## Exercise details
Pick out each line below containing "this".
####
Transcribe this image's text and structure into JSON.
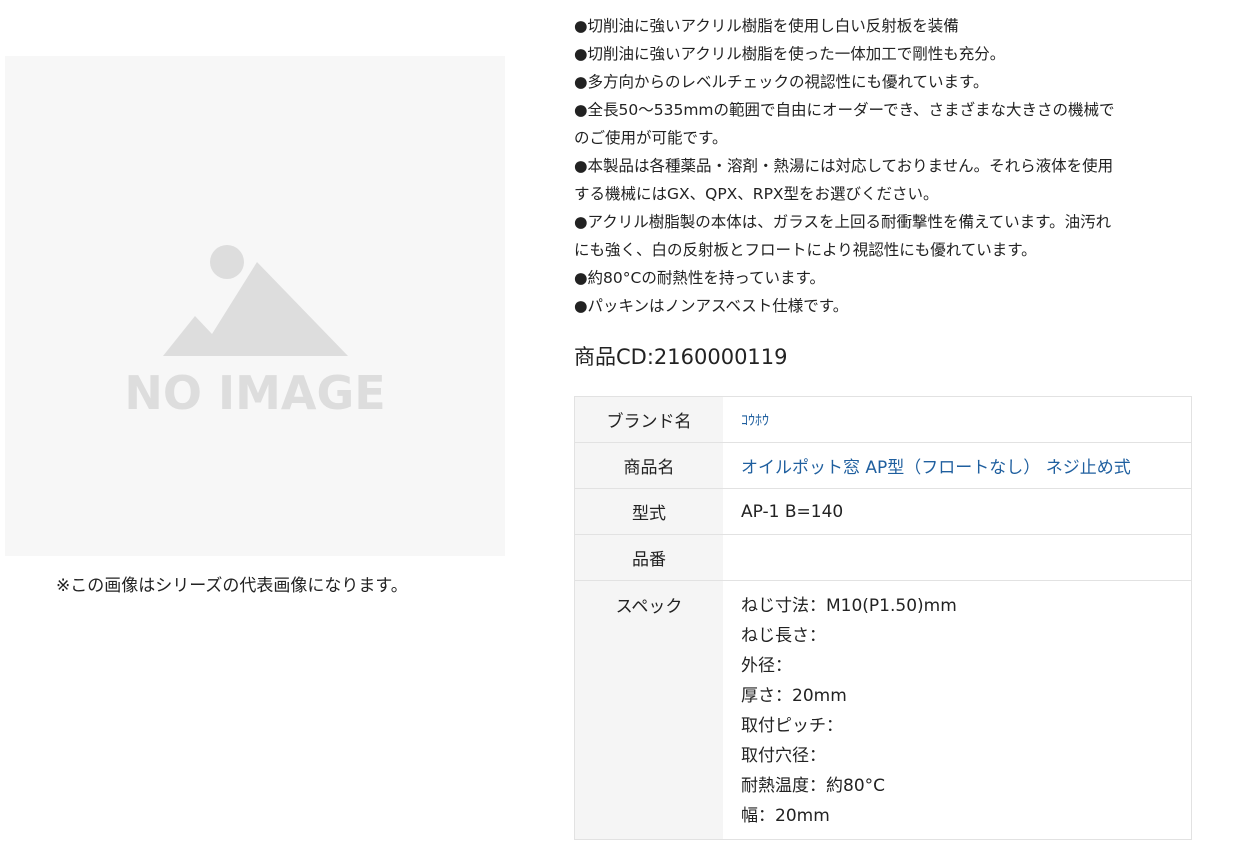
{
  "image": {
    "placeholder_text": "NO IMAGE",
    "caption": "※この画像はシリーズの代表画像になります。"
  },
  "features": [
    "●切削油に強いアクリル樹脂を使用し白い反射板を装備",
    "●切削油に強いアクリル樹脂を使った一体加工で剛性も充分。",
    "●多方向からのレベルチェックの視認性にも優れています。",
    "●全長50～535mmの範囲で自由にオーダーでき、さまざまな大きさの機械で",
    "のご使用が可能です。",
    "●本製品は各種薬品・溶剤・熱湯には対応しておりません。それら液体を使用",
    "する機械にはGX、QPX、RPX型をお選びください。",
    "●アクリル樹脂製の本体は、ガラスを上回る耐衝撃性を備えています。油汚れ",
    "にも強く、白の反射板とフロートにより視認性にも優れています。",
    "●約80°Cの耐熱性を持っています。",
    "●パッキンはノンアスベスト仕様です。"
  ],
  "product_code": "商品CD:2160000119",
  "table": {
    "brand": {
      "label": "ブランド名",
      "value": "ｺｳﾎｳ"
    },
    "product_name": {
      "label": "商品名",
      "value": "オイルポット窓 AP型（フロートなし） ネジ止め式"
    },
    "model": {
      "label": "型式",
      "value": "AP-1 B=140"
    },
    "part_number": {
      "label": "品番",
      "value": ""
    },
    "spec": {
      "label": "スペック",
      "lines": [
        "ねじ寸法：M10(P1.50)mm",
        "ねじ長さ：",
        "外径：",
        "厚さ：20mm",
        "取付ピッチ：",
        "取付穴径：",
        "耐熱温度：約80°C",
        "幅：20mm"
      ]
    }
  },
  "colors": {
    "link": "#1f5f9f",
    "placeholder_bg": "#f7f7f7",
    "placeholder_fg": "#dddddd",
    "header_bg": "#f5f5f5"
  }
}
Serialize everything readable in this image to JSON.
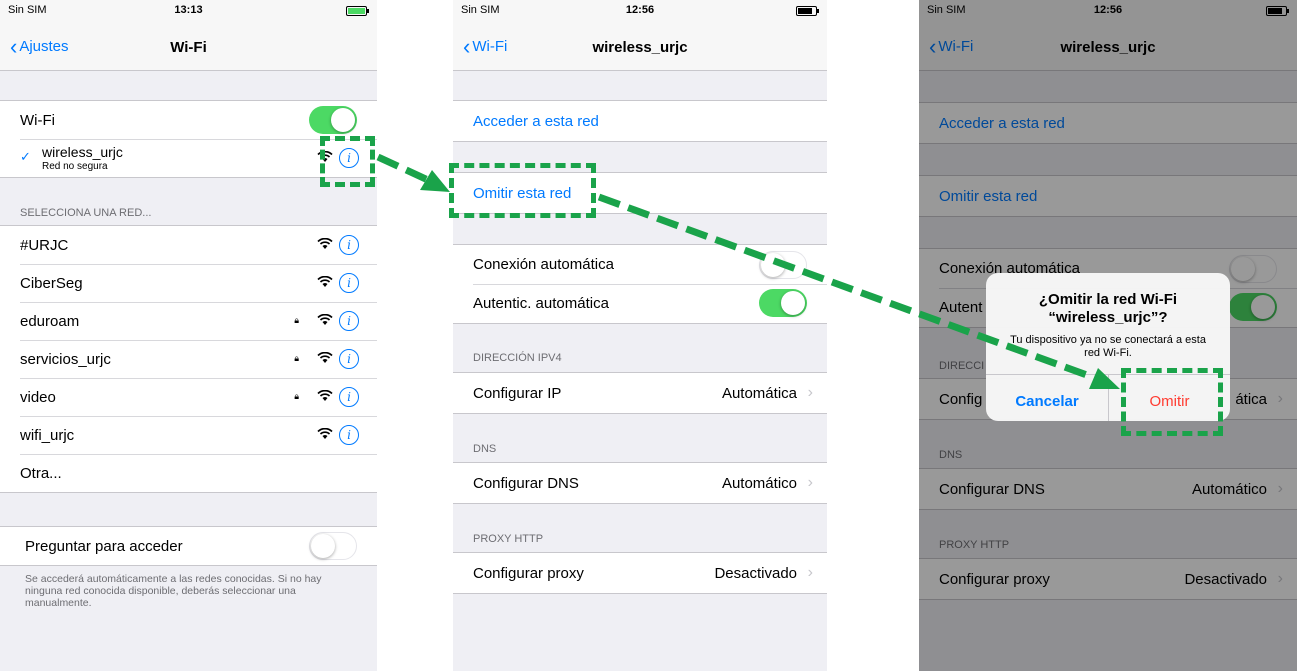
{
  "colors": {
    "ios_blue": "#007aff",
    "ios_green": "#4cd964",
    "ios_red": "#ff3b30",
    "annotation_green": "#1aa34a"
  },
  "screen1": {
    "status": {
      "carrier": "Sin SIM",
      "time": "13:13"
    },
    "nav": {
      "back": "Ajustes",
      "title": "Wi-Fi"
    },
    "wifi_label": "Wi-Fi",
    "wifi_on": true,
    "connected": {
      "name": "wireless_urjc",
      "sub": "Red no segura"
    },
    "section_header": "SELECCIONA UNA RED...",
    "networks": [
      {
        "name": "#URJC",
        "locked": false
      },
      {
        "name": "CiberSeg",
        "locked": false
      },
      {
        "name": "eduroam",
        "locked": true
      },
      {
        "name": "servicios_urjc",
        "locked": true
      },
      {
        "name": "video",
        "locked": true
      },
      {
        "name": "wifi_urjc",
        "locked": false
      }
    ],
    "other": "Otra...",
    "ask_label": "Preguntar para acceder",
    "ask_on": false,
    "footer": "Se accederá automáticamente a las redes conocidas. Si no hay ninguna red conocida disponible, deberás seleccionar una manualmente."
  },
  "screen2": {
    "status": {
      "carrier": "Sin SIM",
      "time": "12:56"
    },
    "nav": {
      "back": "Wi-Fi",
      "title": "wireless_urjc"
    },
    "join": "Acceder a esta red",
    "forget": "Omitir esta red",
    "auto_join": "Conexión automática",
    "auto_join_on": false,
    "auto_login": "Autentic. automática",
    "auto_login_on": true,
    "ipv4_header": "DIRECCIÓN IPV4",
    "configure_ip": "Configurar IP",
    "configure_ip_value": "Automática",
    "dns_header": "DNS",
    "configure_dns": "Configurar DNS",
    "configure_dns_value": "Automático",
    "proxy_header": "PROXY HTTP",
    "configure_proxy": "Configurar proxy",
    "configure_proxy_value": "Desactivado"
  },
  "screen3": {
    "status": {
      "carrier": "Sin SIM",
      "time": "12:56"
    },
    "nav": {
      "back": "Wi-Fi",
      "title": "wireless_urjc"
    },
    "join": "Acceder a esta red",
    "forget": "Omitir esta red",
    "auto_join": "Conexión automática",
    "auto_login": "Autent",
    "ipv4_header": "DIRECCI",
    "configure_ip": "Config",
    "configure_ip_value": "ática",
    "dns_header": "DNS",
    "configure_dns": "Configurar DNS",
    "configure_dns_value": "Automático",
    "proxy_header": "PROXY HTTP",
    "configure_proxy": "Configurar proxy",
    "configure_proxy_value": "Desactivado",
    "alert": {
      "title": "¿Omitir la red Wi-Fi “wireless_urjc”?",
      "message": "Tu dispositivo ya no se conectará a esta red Wi-Fi.",
      "cancel": "Cancelar",
      "confirm": "Omitir"
    }
  }
}
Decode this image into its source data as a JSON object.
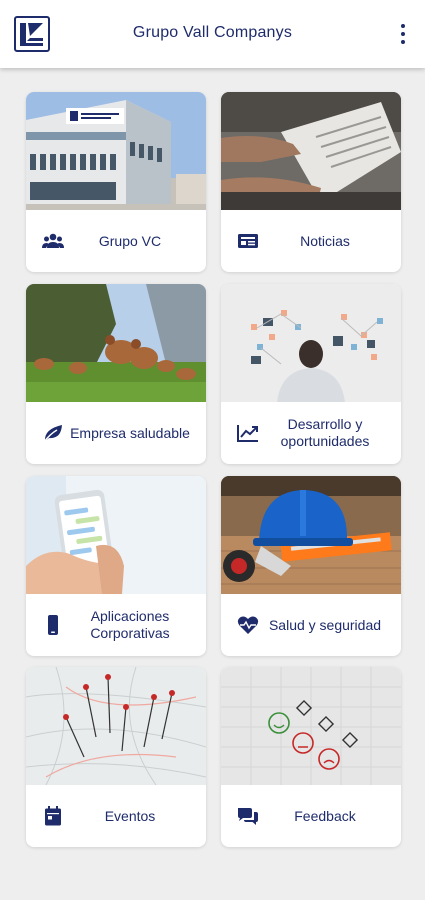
{
  "header": {
    "title": "Grupo Vall Companys",
    "logo_icon": "vc-logo-icon",
    "menu_icon": "more-vert-icon"
  },
  "colors": {
    "brand": "#1f2c6b",
    "background": "#eeeeee",
    "card": "#ffffff"
  },
  "tiles": [
    {
      "label": "Grupo VC",
      "icon": "people-icon",
      "image": "office-building-photo"
    },
    {
      "label": "Noticias",
      "icon": "newspaper-icon",
      "image": "newspaper-reading-photo"
    },
    {
      "label": "Empresa saludable",
      "icon": "leaf-icon",
      "image": "chickens-field-photo"
    },
    {
      "label": "Desarrollo y oportunidades",
      "icon": "trending-up-icon",
      "image": "planning-wall-photo"
    },
    {
      "label": "Aplicaciones Corporativas",
      "icon": "smartphone-icon",
      "image": "phone-chat-photo"
    },
    {
      "label": "Salud y seguridad",
      "icon": "heart-pulse-icon",
      "image": "safety-helmet-photo"
    },
    {
      "label": "Eventos",
      "icon": "calendar-icon",
      "image": "map-pins-photo"
    },
    {
      "label": "Feedback",
      "icon": "chat-bubbles-icon",
      "image": "feedback-faces-photo"
    }
  ]
}
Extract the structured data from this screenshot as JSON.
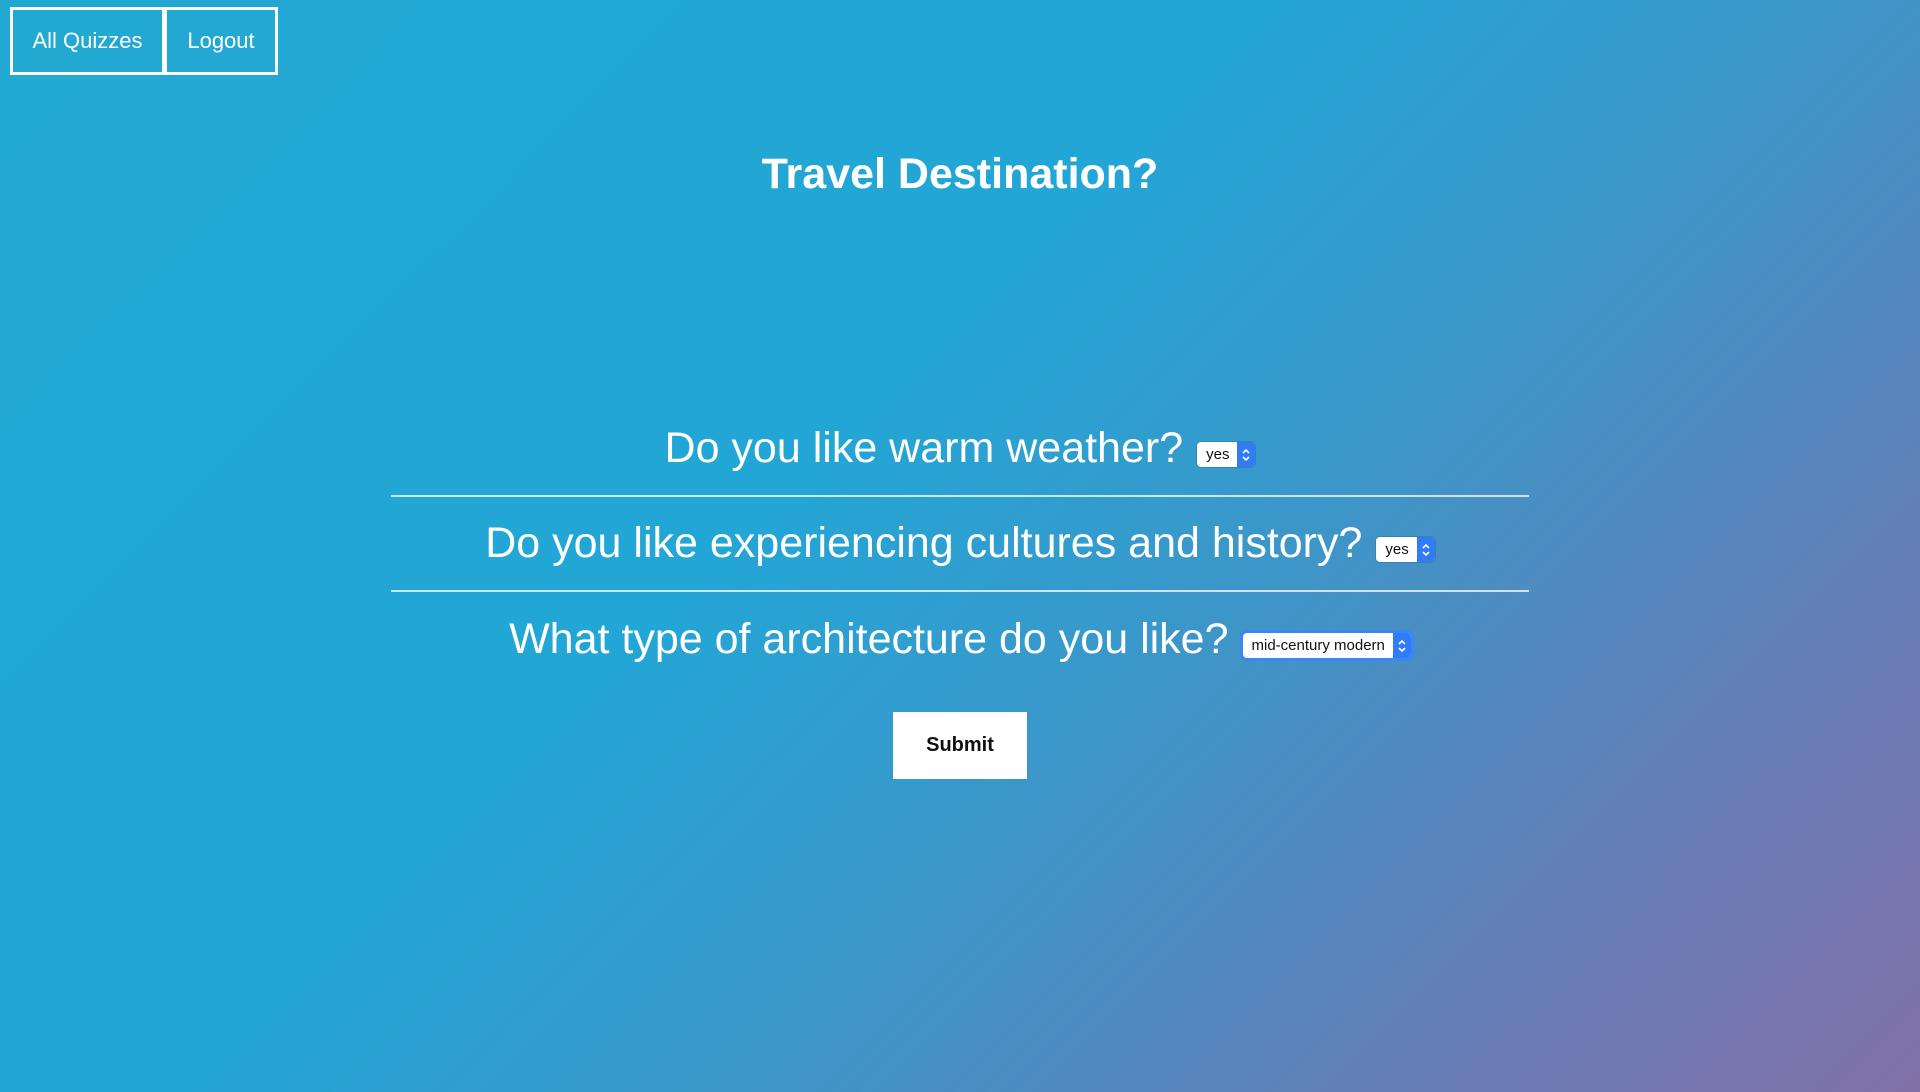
{
  "nav": {
    "all_quizzes_label": "All Quizzes",
    "logout_label": "Logout"
  },
  "quiz": {
    "title": "Travel Destination?",
    "questions": [
      {
        "text": "Do you like warm weather?",
        "selected": "yes"
      },
      {
        "text": "Do you like experiencing cultures and history?",
        "selected": "yes"
      },
      {
        "text": "What type of architecture do you like?",
        "selected": "mid-century modern"
      }
    ],
    "submit_label": "Submit"
  },
  "colors": {
    "gradient_start": "#22a9d2",
    "gradient_end": "#8170a8",
    "select_accent": "#2f7cf6"
  },
  "icons": {
    "select_arrows": "chevron-up-down-icon"
  }
}
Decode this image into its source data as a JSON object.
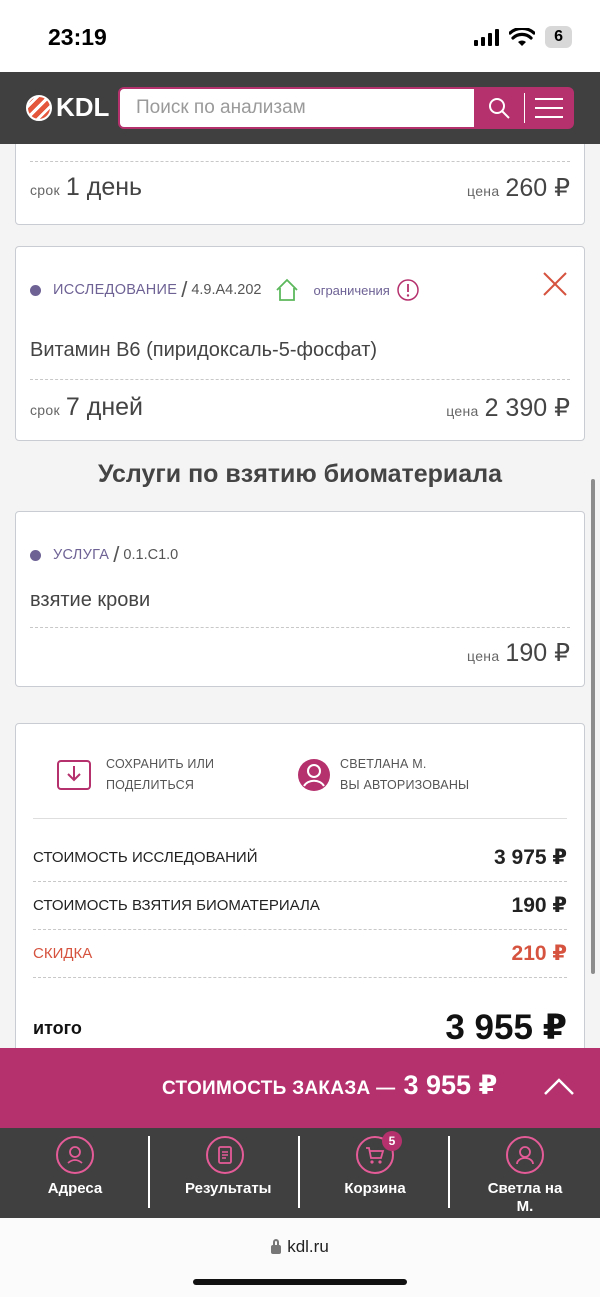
{
  "status_bar": {
    "time": "23:19",
    "battery": "6"
  },
  "header": {
    "logo_text": "KDL",
    "search_placeholder": "Поиск по анализам"
  },
  "cards": [
    {
      "term_label": "срок",
      "term_value": "1 день",
      "price_label": "цена",
      "price_value": "260 ₽"
    },
    {
      "type": "ИССЛЕДОВАНИЕ",
      "code": "4.9.A4.202",
      "restrictions_label": "ограничения",
      "title": "Витамин B6 (пиридоксаль-5-фосфат)",
      "term_label": "срок",
      "term_value": "7 дней",
      "price_label": "цена",
      "price_value": "2 390 ₽"
    }
  ],
  "services_heading": "Услуги по взятию биоматериала",
  "service_card": {
    "type": "УСЛУГА",
    "code": "0.1.C1.0",
    "title": "взятие крови",
    "price_label": "цена",
    "price_value": "190 ₽"
  },
  "summary": {
    "save_share_line1": "СОХРАНИТЬ ИЛИ",
    "save_share_line2": "ПОДЕЛИТЬСЯ",
    "user_name": "СВЕТЛАНА М.",
    "auth_status": "ВЫ АВТОРИЗОВАНЫ",
    "rows": [
      {
        "label": "СТОИМОСТЬ ИССЛЕДОВАНИЙ",
        "value": "3 975 ₽"
      },
      {
        "label": "СТОИМОСТЬ ВЗЯТИЯ БИОМАТЕРИАЛА",
        "value": "190 ₽"
      },
      {
        "label": "СКИДКА",
        "value": "210 ₽"
      }
    ],
    "total_label": "итого",
    "total_value": "3 955 ₽"
  },
  "order_bar": {
    "label": "СТОИМОСТЬ ЗАКАЗА —",
    "amount": "3 955 ₽"
  },
  "bottom_nav": [
    {
      "label": "Адреса",
      "icon": "location-icon"
    },
    {
      "label": "Результаты",
      "icon": "document-icon"
    },
    {
      "label": "Корзина",
      "icon": "cart-icon",
      "badge": "5"
    },
    {
      "label": "Светла на М.",
      "icon": "user-icon"
    }
  ],
  "browser": {
    "url": "kdl.ru"
  },
  "colors": {
    "brand": "#b5316d",
    "header_bg": "#404040",
    "accent_purple": "#6e6295",
    "discount": "#d5533f",
    "house_green": "#5cb85c"
  }
}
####
## Task response
Transcribe this image's text and structure into JSON.
Serialize everything readable in this image to JSON.
Decode this image into its source data as a JSON object.
Extract the structured data from this screenshot as JSON.
Decode this image into its source data as a JSON object.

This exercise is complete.